Students beginning college face a challenge. They are leaving the nest, but often not quite ready to make their own way. Finding themselves in a totally new environment, students can often feel overwhelmed and panicky. The first few weeks on campus can be a lonely experience, as the reality of separation from home and family sinks in. With sufficient time and effort, however, students begin to find friends and other sources of support in their new home. For some, this process is long and painful, and they may require the help of a counselor.
College is not an extension of high school in that students are seriously challenged to make the journey from dependence to independence, and develop more mature relationships with diverse others and acquire other life skills. These tasks are not easy and don't automatically happen because someone has reached a certain age. Increased personal freedom and responsibility can be both wonderful and terrifying. Many students have enjoyed a degree of independence before college, whereas others may have had no opportunity in this area.
Some students have difficulty adjusting to the academic demands of college. Compared to high school, college courses typically involve more reading, exams, and papers cover more material. Discipline, good time management, study habits, and test-taking skills are necessary for success. For some students, adding a heavy workload to a confusing and lonely social environment is more than they can bear.
To determine whether you as a student may have difficulties with homesickness and college adjustment, ask yourself the following:
- Did you need a lot of supervision at home (homework, chores, etc.)?
- Do your parents talk to other adults for you?
- Have you had problems with responsibility in work, groups, or teams?
- Do you lack self-confidence and assertiveness?
- Has peer pressure been a problem for you?
- Is it difficult for you to make or keep friends?
Students that believe they may have difficulties in this area should consider developing a strategy to overcome them. With the appropriate support of family, friends, and the professionals available at Counseling and Career Services, students can find that college need not remain an overwhelming or frightening experience. Call Counseling and Career Services (256-782-5475) to set up an appointment.

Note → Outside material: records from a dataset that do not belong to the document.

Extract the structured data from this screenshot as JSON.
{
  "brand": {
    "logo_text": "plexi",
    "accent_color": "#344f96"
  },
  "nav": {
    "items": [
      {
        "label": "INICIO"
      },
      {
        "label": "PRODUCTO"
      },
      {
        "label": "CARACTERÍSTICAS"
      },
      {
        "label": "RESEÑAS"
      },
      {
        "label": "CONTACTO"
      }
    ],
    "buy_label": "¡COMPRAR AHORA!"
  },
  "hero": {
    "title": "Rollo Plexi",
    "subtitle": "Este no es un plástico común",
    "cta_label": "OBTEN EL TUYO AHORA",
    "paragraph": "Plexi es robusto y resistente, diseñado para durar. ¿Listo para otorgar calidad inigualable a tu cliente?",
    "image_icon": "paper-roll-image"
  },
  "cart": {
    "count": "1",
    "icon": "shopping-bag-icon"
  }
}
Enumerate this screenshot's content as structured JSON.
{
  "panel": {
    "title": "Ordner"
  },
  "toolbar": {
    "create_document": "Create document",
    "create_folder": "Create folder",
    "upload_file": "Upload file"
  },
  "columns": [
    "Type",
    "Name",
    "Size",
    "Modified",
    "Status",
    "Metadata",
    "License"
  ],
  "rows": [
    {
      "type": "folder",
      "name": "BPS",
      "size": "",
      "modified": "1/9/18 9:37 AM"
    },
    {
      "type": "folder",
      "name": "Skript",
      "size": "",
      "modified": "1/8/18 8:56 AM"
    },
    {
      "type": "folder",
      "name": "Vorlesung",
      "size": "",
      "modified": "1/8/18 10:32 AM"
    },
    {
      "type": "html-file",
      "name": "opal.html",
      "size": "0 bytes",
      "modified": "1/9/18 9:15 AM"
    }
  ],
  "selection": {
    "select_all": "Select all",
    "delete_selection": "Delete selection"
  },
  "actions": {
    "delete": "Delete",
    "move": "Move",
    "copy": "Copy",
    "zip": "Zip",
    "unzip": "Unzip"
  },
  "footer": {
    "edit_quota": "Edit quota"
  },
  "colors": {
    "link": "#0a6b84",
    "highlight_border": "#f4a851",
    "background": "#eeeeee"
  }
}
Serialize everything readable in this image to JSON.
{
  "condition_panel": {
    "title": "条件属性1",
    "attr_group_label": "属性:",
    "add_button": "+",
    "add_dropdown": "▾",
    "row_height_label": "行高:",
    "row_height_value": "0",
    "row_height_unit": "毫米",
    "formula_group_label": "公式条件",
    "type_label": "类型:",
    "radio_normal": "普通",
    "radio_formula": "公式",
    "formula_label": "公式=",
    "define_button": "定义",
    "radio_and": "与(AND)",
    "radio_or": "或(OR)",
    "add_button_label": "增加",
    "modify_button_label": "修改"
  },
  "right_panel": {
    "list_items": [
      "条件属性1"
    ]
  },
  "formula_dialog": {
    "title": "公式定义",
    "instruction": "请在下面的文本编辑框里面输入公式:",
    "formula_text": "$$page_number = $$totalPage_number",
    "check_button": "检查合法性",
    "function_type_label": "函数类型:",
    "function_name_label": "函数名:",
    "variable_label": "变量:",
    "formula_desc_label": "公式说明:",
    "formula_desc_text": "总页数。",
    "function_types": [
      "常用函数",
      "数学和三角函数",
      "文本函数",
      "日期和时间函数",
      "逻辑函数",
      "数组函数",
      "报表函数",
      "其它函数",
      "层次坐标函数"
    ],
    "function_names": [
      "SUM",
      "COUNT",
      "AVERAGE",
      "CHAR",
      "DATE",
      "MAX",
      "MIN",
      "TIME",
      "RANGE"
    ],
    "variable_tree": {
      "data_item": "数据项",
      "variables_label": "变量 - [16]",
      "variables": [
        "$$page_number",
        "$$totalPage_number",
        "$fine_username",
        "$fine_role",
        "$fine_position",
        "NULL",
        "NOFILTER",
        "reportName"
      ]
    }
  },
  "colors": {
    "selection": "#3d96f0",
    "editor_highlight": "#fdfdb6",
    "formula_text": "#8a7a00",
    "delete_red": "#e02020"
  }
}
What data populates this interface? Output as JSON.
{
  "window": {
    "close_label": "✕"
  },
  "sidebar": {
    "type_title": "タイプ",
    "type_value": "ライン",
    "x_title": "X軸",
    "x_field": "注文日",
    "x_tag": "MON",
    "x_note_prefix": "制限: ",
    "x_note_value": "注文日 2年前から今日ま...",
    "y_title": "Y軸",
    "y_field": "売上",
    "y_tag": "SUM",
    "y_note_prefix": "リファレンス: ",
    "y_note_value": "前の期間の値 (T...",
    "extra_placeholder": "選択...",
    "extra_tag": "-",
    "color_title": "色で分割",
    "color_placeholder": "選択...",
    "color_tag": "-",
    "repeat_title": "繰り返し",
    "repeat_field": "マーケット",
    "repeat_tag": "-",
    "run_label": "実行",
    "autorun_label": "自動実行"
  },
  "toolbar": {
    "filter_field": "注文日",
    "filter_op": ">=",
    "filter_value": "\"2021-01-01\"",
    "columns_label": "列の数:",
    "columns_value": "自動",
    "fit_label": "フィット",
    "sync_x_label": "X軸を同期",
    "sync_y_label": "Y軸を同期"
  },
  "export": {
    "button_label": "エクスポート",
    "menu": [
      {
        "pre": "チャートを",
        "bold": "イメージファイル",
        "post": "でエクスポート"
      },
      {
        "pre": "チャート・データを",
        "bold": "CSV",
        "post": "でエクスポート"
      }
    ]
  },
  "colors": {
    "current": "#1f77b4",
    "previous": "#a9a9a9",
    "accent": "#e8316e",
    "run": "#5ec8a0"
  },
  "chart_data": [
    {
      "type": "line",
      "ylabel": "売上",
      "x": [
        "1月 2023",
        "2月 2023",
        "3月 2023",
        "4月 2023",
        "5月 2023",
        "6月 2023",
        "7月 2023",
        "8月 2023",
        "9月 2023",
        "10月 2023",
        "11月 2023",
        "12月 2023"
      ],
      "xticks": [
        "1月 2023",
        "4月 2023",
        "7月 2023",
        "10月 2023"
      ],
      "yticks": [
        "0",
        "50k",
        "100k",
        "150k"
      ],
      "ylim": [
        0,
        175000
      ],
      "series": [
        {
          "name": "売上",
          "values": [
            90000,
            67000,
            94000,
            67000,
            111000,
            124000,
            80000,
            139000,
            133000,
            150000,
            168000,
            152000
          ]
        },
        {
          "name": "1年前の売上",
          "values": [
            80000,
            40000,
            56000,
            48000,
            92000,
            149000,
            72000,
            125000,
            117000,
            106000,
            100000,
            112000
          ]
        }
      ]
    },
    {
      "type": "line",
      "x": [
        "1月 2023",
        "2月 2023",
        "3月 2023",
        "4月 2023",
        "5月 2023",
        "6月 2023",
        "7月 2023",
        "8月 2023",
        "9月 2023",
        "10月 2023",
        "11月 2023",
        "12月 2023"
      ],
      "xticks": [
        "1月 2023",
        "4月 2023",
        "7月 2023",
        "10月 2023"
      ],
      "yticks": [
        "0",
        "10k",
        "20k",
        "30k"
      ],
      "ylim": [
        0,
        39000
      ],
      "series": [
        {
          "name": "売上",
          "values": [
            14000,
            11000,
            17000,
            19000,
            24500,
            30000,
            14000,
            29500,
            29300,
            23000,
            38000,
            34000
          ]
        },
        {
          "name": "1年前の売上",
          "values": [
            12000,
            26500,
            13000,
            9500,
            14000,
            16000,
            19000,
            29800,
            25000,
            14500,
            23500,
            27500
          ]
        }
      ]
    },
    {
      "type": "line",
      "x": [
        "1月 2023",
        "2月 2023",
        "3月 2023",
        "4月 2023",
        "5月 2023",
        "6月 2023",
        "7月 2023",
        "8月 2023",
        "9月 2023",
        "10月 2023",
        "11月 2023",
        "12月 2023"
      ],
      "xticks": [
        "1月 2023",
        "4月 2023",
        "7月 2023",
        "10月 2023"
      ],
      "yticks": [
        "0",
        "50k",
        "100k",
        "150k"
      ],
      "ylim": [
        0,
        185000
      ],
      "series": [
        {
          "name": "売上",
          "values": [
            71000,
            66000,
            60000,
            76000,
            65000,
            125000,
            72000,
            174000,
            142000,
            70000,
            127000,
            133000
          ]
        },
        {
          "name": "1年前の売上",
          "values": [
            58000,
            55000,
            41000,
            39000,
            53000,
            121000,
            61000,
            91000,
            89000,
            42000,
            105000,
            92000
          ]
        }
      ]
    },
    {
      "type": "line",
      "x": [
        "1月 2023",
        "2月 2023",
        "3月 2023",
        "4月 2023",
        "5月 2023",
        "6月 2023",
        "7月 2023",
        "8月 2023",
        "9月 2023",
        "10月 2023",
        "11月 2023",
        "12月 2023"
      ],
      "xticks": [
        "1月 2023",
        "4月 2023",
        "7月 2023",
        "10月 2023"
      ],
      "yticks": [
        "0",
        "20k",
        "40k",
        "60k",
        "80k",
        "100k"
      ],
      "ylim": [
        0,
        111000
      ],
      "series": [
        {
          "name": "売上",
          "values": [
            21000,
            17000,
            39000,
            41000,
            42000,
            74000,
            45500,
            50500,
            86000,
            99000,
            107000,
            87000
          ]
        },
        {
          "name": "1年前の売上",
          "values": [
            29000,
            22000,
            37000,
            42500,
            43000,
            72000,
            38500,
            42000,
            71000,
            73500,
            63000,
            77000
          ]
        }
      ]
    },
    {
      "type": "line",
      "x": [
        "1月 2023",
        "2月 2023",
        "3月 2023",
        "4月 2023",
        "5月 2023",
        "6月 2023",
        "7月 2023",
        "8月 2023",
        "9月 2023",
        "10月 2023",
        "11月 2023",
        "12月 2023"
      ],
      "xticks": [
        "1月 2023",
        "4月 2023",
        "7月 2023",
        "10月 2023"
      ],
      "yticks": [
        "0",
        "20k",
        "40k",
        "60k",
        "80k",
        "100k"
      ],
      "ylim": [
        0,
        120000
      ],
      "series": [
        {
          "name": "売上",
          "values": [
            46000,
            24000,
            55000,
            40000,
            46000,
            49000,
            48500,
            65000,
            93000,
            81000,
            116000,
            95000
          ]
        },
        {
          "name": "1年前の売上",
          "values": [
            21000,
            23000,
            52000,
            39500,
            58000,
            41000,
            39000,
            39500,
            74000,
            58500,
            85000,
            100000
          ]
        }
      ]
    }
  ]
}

Courtesy of University of Alabama
Anxiety and Panic Disorders
Communication in Relationships
Depression, Recognizing and Coping
Grief and Loss
Adjusting to College
Making the Most of the First Year